It’s one of the major bummers of summer: mosquitoes invading our barbeques, ticks looking to latch onto us during a hike or fleas jumping onto our beloved pets.
With warm weather comes insect invasions – and there really are more insects trying to get a nibble. A recent report released by the Centers for Disease Control and Prevention states that over the last twelve years, the number of Americans bitten by mosquitos, ticks or fleas has tripled. Mosquito-borne diseases like West Nile have also significantly increased.
What’s a summer-loving Tri-State resident to do? Read on to find out how to outsmart those pesky insects and enjoy your summer to the fullest.
Ticks: The 411
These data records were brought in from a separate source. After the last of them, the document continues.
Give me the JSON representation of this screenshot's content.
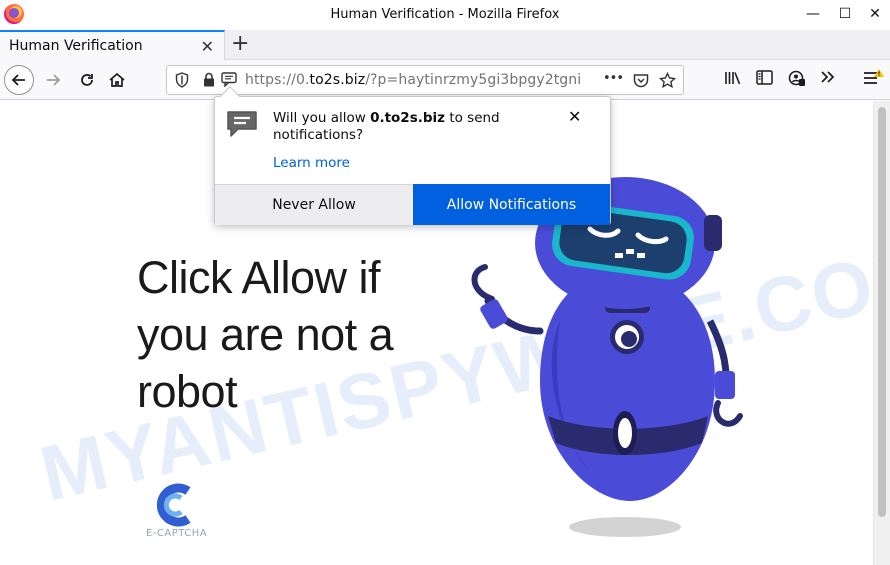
{
  "window": {
    "title": "Human Verification - Mozilla Firefox",
    "minimize": "—",
    "maximize": "☐",
    "close": "✕"
  },
  "tab": {
    "title": "Human Verification",
    "close": "✕",
    "new_tab": "+"
  },
  "urlbar": {
    "prefix": "https://0.",
    "host": "to2s.biz",
    "path": "/?p=haytinrzmy5gi3bpgy2tgni",
    "more": "•••"
  },
  "popup": {
    "message_before": "Will you allow ",
    "domain": "0.to2s.biz",
    "message_after": " to send notifications?",
    "learn_more": "Learn more",
    "close": "✕",
    "never_allow": "Never Allow",
    "allow_notifications": "Allow Notifications"
  },
  "page": {
    "headline": "Click Allow if you are not a robot",
    "captcha_label": "E-CAPTCHA",
    "watermark": "MYANTISPYWARE.COM"
  },
  "colors": {
    "accent": "#0060df",
    "robot_body": "#4a4cd8",
    "robot_dark": "#2a2a6e",
    "visor": "#1b8fa6"
  }
}
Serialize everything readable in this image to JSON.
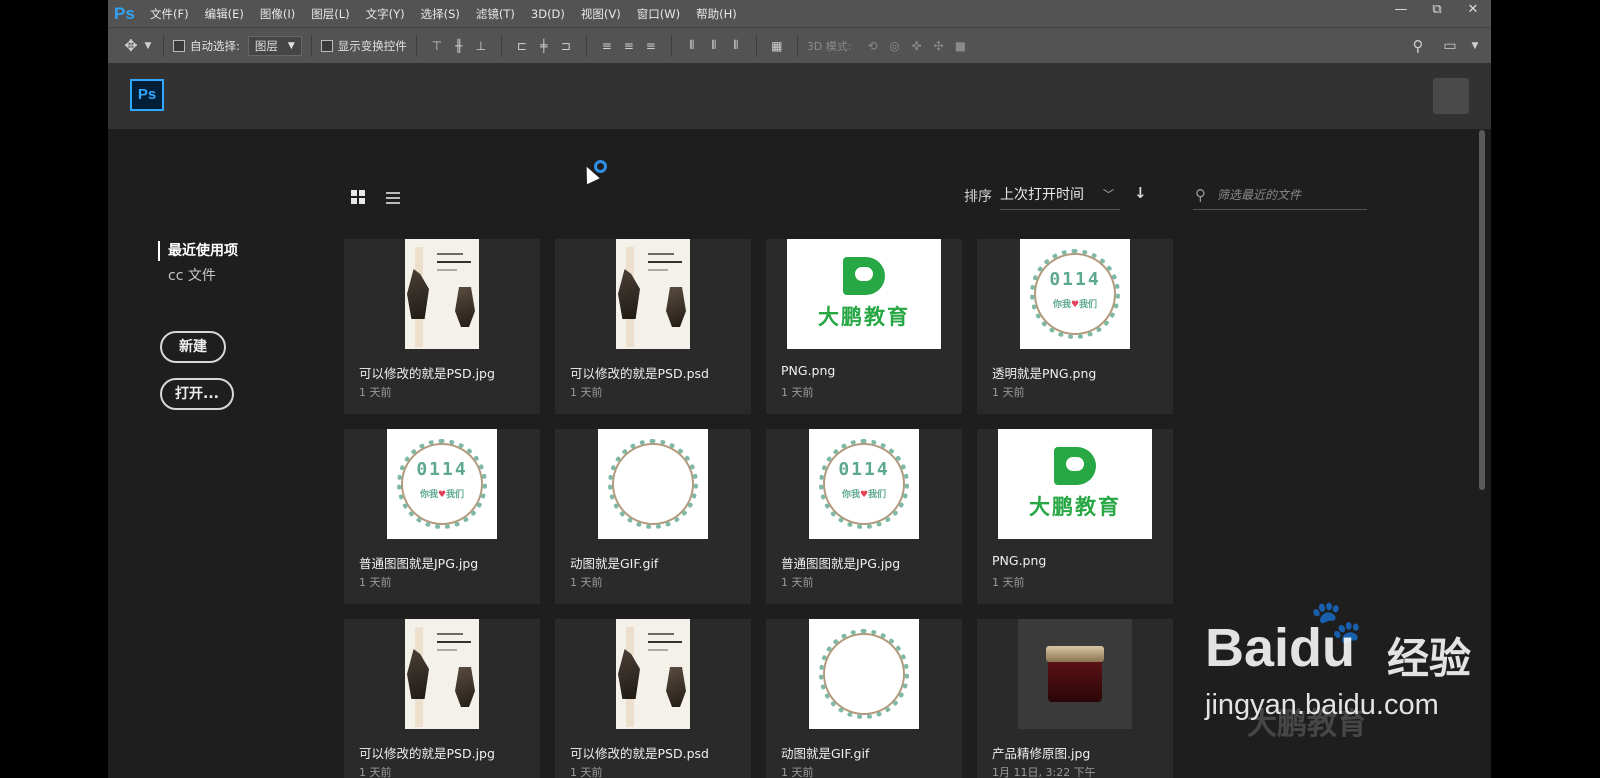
{
  "menubar": {
    "logo": "Ps",
    "items": [
      "文件(F)",
      "编辑(E)",
      "图像(I)",
      "图层(L)",
      "文字(Y)",
      "选择(S)",
      "滤镜(T)",
      "3D(D)",
      "视图(V)",
      "窗口(W)",
      "帮助(H)"
    ],
    "window_controls": [
      "—",
      "⧉",
      "✕"
    ]
  },
  "optbar": {
    "move_tool_icon": "move-icon",
    "auto_select_label": "自动选择:",
    "layer_select": "图层",
    "show_transform_label": "显示变换控件",
    "mode_3d_label": "3D 模式:"
  },
  "header": {
    "logo": "Ps"
  },
  "sidebar": {
    "active_item": "最近使用项",
    "item_cc": "cc 文件",
    "new_button": "新建",
    "open_button": "打开..."
  },
  "toolbar": {
    "sort_label": "排序",
    "sort_value": "上次打开时间",
    "sort_direction_icon": "arrow-down-icon",
    "filter_placeholder": "筛选最近的文件"
  },
  "files": [
    {
      "name": "可以修改的就是PSD.jpg",
      "date": "1 天前",
      "thumb": "poster"
    },
    {
      "name": "可以修改的就是PSD.psd",
      "date": "1 天前",
      "thumb": "poster"
    },
    {
      "name": "PNG.png",
      "date": "1 天前",
      "thumb": "logo"
    },
    {
      "name": "透明就是PNG.png",
      "date": "1 天前",
      "thumb": "wreath-text"
    },
    {
      "name": "普通图图就是JPG.jpg",
      "date": "1 天前",
      "thumb": "wreath-text"
    },
    {
      "name": "动图就是GIF.gif",
      "date": "1 天前",
      "thumb": "wreath"
    },
    {
      "name": "普通图图就是JPG.jpg",
      "date": "1 天前",
      "thumb": "wreath-text"
    },
    {
      "name": "PNG.png",
      "date": "1 天前",
      "thumb": "logo"
    },
    {
      "name": "可以修改的就是PSD.jpg",
      "date": "1 天前",
      "thumb": "poster"
    },
    {
      "name": "可以修改的就是PSD.psd",
      "date": "1 天前",
      "thumb": "poster"
    },
    {
      "name": "动图就是GIF.gif",
      "date": "1 天前",
      "thumb": "wreath"
    },
    {
      "name": "产品精修原图.jpg",
      "date": "1月 11日, 3:22 下午",
      "thumb": "product"
    }
  ],
  "thumb_text": {
    "logo_text": "大鹏教育",
    "wreath_number": "0114",
    "wreath_sub_left": "你我",
    "wreath_sub_right": "我们"
  },
  "watermark": {
    "brand": "Bai",
    "brand_du": "du",
    "jingyan": "经验",
    "url": "jingyan.baidu.com",
    "overlay": "大鹏教育"
  },
  "colors": {
    "accent": "#31a8ff",
    "logo_green": "#28a745",
    "background": "#1e1e1e",
    "card": "#2a2a2a"
  }
}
Ticks are small – about the size of a sesame seed – and live in high grassy areas with a lot of leaves and underbrush. Typically, tick bites leave behind a site reaction that looks like a bullseye – a round red target surrounding the bite mark.
Ticks carry Lyme disease in their saliva. When they bite you, they can infect you and make you sick. Along with the bullseye site reaction, Lyme disease can mimic a severe virus – fever, headache, muscle and joint aches. However, instead of your body clearing it like a normal virus, Lyme disease lingers.
“Anytime you have a fever or rash after insect exposure that doesn’t go away within 24 to 48 hours, it’s best to be seen by your physician,” says Dr. Aleah Gibson, a Family Medicine Physician at St. Elizabeth. “If you’re experiencing severe virus-like symptoms and pain that Tylenol isn’t relieving, call your physician – it’s best to be on the safe side.”
The best way to prevent tick bites:
- Wear protective clothing – long sleeves and long pants.
- Hike in the middle of the path and stay away from high grass and underbrush.
- Make sure to shower after being in tick-infested areas.
- Check areas where ticks are likely to burrow – underarms, groin, hairline and skin folds.
- Wash clothes with the hottest water the fabric can stand and dry on high heat to kill off any remaining ticks.
Mosquitos: The Summertime Enemy
It seems like just when we hit that sweet spot of summer, the mosquitos come out in full force. They can breed quickly in stagnant water – ponds without moving currents, puddles, bird baths or even low spots in the yard.
Mosquito bites are itchy, often irritating round red bumps that typically disappear after a day or two. Try to avoid scratching mosquito bites – if you break the skin, secondary infections often occur. To ease the itching, use over-the-counter topical products to help you stay comfortable.
The best way to prevent mosquito bites:
- Wear long pants, long sleeves and socks that come over your ankle if you’ll be in an area with mosquitoes – especially at dusk.
- Use insect repellant when you and your family are outside.
- Treat the clothes you are wearing outside with insect repellant, especially shoes, socks and pants.
- Shower after coming inside to remove repellant.
Fleas: Not Your Pet’s Friend
Fleas are an issue in the summer because animals are out and about more in the warmer weather. If your pet inadvertently brings fleas into your house, those pesky little creatures can jump off your pet and into the carpet or furniture to reproduce – even biting humans. Flea bites are tiny, itchy red dots.
The best way to prevent flea bites:
- Protect your pet – treat them with the appropriate repellent. Talk to your vet if you need suggestions on what is the best repellent for your pet.
- If you do have fleas in your house, you can use flea-specific sprays to remove them or simply sprinkle table salt into the carpet and vacuum up a few days later. This will dry the fleas out.
St. Elizabeth Physicians: We Can Help
St. Elizabeth Physicians is here for you and your family, no matter what the season. Call 1-800-737-7900 or visit St. Elizabeth Primary Care to set up an appointment with a primary care physician near you.